Data extract: Begin
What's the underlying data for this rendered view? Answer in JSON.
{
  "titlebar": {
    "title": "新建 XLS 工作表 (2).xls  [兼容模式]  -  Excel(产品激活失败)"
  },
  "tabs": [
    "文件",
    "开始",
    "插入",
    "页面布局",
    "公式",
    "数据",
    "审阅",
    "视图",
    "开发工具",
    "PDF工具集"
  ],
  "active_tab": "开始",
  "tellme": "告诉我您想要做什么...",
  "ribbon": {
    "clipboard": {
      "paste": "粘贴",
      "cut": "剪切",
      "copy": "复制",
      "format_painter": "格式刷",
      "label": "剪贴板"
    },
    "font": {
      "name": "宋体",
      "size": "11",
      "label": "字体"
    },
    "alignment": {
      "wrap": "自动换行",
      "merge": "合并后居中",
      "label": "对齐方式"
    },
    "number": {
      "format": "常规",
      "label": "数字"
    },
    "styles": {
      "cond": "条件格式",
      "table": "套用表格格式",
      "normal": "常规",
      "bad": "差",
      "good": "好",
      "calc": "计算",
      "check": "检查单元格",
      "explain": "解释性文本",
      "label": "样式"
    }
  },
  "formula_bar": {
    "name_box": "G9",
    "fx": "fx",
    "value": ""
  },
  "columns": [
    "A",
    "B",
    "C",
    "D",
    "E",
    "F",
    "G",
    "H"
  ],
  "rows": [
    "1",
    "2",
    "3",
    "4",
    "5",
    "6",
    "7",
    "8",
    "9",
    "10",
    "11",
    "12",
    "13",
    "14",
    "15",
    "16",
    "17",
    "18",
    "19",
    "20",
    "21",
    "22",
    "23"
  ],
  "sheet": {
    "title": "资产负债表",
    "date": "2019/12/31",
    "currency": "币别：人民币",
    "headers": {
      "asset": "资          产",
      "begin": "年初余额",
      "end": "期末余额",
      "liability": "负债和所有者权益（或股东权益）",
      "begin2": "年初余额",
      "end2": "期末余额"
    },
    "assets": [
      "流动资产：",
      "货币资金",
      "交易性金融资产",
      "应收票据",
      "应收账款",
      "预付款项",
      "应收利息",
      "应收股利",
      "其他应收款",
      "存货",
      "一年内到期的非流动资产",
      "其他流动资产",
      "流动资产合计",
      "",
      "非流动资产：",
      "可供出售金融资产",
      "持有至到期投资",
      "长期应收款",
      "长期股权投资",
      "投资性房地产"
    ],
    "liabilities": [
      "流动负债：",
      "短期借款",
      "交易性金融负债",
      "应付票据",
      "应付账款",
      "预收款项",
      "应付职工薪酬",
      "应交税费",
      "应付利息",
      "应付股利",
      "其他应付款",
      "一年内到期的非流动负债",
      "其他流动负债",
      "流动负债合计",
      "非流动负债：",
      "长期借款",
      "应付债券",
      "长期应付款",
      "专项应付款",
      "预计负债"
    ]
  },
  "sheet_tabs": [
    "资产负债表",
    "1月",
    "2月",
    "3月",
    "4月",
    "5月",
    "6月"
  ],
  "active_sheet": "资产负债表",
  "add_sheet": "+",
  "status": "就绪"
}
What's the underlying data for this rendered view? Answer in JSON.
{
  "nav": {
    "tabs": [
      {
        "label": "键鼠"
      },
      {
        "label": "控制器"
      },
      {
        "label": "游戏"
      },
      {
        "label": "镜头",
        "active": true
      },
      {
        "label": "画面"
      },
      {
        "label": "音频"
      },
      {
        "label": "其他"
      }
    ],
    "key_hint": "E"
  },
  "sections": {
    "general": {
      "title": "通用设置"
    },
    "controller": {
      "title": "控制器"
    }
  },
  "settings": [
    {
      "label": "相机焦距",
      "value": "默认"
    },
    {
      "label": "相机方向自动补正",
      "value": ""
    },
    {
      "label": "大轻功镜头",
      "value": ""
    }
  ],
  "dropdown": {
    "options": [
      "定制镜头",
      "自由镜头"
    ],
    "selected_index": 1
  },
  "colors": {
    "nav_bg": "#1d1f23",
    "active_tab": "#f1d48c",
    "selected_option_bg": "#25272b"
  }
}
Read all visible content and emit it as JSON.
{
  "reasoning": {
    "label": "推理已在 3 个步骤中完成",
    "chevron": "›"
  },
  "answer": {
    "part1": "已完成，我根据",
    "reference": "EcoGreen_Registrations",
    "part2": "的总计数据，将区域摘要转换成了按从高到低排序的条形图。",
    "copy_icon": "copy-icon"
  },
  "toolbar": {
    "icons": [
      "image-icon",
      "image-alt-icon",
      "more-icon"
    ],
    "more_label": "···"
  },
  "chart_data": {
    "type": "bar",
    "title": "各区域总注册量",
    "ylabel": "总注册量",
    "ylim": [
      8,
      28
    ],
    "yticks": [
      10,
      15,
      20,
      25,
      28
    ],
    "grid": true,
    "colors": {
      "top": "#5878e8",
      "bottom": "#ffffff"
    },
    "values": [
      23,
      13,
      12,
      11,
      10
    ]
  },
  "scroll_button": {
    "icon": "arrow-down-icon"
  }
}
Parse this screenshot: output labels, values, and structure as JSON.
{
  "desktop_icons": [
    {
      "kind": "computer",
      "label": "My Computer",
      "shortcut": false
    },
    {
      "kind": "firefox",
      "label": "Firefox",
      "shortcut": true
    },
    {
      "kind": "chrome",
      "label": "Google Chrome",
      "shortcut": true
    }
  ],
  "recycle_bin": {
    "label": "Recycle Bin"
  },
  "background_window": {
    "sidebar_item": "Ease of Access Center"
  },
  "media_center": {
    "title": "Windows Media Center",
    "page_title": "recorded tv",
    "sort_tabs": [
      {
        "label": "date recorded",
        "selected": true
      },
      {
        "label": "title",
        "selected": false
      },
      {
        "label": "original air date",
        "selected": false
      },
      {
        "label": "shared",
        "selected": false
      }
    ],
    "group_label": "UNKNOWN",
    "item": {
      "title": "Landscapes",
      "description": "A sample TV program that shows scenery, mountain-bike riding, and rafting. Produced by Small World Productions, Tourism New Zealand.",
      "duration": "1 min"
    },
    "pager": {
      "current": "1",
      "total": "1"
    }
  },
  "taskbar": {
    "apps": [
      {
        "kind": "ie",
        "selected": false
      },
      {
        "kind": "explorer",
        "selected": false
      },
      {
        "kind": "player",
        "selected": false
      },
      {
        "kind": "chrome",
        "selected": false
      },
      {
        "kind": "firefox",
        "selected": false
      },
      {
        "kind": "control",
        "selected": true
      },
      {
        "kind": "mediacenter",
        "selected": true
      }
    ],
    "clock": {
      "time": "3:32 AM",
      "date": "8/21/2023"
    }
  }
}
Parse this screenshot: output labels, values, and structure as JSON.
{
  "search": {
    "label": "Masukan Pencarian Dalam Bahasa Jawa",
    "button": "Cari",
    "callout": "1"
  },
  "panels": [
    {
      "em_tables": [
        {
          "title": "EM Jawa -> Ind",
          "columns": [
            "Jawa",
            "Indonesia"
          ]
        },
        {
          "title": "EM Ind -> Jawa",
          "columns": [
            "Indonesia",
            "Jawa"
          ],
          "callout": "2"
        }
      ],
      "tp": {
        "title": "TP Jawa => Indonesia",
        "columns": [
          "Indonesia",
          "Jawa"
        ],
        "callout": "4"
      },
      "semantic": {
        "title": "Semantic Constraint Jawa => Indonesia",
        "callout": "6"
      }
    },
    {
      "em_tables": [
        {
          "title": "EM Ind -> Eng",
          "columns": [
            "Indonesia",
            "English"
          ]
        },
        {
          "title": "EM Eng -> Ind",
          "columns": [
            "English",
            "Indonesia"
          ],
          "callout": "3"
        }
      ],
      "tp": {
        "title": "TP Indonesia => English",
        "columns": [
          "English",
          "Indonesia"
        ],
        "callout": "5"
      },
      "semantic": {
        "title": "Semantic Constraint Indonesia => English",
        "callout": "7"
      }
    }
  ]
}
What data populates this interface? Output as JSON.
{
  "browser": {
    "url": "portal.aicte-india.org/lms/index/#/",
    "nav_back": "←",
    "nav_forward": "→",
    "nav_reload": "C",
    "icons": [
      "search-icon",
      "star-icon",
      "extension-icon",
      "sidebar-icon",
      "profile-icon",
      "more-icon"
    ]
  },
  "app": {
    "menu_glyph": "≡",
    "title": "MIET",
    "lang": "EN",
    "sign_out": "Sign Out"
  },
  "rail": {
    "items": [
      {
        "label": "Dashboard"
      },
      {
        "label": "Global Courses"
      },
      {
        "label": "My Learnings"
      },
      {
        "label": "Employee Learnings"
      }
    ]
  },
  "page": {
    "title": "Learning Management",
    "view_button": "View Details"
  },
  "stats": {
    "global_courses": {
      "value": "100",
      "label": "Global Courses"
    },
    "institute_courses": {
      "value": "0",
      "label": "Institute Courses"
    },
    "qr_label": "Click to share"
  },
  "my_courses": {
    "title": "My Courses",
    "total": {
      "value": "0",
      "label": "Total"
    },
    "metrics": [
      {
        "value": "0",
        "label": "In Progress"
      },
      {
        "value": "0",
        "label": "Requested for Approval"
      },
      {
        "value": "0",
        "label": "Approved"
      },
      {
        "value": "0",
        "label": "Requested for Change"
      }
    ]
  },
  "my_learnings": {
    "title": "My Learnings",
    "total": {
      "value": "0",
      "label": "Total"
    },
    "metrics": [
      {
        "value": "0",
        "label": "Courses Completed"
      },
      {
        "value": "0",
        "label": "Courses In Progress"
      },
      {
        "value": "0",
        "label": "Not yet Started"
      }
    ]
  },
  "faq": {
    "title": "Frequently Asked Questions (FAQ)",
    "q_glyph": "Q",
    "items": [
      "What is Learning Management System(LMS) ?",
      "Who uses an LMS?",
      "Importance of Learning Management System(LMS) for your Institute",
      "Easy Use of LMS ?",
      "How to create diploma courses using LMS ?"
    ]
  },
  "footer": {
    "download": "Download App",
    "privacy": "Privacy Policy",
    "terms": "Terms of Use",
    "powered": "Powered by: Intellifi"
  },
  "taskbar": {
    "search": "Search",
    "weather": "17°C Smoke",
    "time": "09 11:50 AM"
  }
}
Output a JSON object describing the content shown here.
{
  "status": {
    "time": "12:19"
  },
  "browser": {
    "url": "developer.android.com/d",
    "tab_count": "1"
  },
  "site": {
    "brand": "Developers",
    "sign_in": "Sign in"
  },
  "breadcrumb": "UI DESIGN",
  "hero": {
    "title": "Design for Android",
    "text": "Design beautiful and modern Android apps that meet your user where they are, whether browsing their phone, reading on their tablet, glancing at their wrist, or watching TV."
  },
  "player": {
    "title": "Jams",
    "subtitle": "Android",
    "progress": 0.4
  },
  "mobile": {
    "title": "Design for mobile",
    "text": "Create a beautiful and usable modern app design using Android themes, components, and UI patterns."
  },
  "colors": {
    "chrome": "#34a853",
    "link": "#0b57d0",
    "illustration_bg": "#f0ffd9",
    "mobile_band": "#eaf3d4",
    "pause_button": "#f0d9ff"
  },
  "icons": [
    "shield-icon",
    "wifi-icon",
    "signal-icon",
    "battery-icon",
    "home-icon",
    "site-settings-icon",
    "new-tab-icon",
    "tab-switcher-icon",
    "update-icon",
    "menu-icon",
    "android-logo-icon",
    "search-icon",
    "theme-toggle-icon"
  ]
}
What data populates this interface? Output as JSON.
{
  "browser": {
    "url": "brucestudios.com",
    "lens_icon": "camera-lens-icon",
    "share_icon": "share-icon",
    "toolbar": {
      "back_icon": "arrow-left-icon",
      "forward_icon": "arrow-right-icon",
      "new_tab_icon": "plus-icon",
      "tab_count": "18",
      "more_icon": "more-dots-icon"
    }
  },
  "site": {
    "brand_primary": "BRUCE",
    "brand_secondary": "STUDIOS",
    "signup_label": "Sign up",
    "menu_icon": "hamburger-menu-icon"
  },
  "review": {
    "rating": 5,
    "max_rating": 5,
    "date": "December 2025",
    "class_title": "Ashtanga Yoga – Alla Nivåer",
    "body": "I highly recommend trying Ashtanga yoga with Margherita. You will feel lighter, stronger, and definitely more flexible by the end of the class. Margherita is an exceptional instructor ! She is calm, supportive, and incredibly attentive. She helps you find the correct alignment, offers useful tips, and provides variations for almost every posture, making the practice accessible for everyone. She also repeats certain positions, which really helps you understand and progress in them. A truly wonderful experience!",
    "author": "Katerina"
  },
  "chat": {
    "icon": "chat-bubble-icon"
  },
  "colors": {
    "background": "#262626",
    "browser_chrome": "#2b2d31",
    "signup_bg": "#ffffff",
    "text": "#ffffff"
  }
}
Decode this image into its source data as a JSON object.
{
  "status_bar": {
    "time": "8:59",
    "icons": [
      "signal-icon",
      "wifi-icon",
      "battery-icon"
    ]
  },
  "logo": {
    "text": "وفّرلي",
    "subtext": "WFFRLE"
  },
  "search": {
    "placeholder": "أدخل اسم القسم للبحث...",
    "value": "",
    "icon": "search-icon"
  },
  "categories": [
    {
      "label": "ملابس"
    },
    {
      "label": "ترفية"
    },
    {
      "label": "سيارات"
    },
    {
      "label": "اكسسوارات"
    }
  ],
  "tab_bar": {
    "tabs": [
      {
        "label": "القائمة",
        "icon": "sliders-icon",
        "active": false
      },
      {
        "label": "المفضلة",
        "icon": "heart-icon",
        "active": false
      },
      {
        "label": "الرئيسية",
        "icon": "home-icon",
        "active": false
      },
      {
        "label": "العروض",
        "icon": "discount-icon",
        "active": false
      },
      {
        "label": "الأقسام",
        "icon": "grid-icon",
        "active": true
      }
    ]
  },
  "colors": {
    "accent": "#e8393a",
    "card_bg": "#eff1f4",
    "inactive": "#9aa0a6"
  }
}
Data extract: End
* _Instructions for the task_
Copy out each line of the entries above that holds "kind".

* _Answer space_
      "kind": "computer",
      "kind": "firefox",
      "kind": "chrome",
        "kind": "ie",
        "kind": "explorer",
        "kind": "player",
        "kind": "chrome",
        "kind": "firefox",
        "kind": "control",
        "kind": "mediacenter",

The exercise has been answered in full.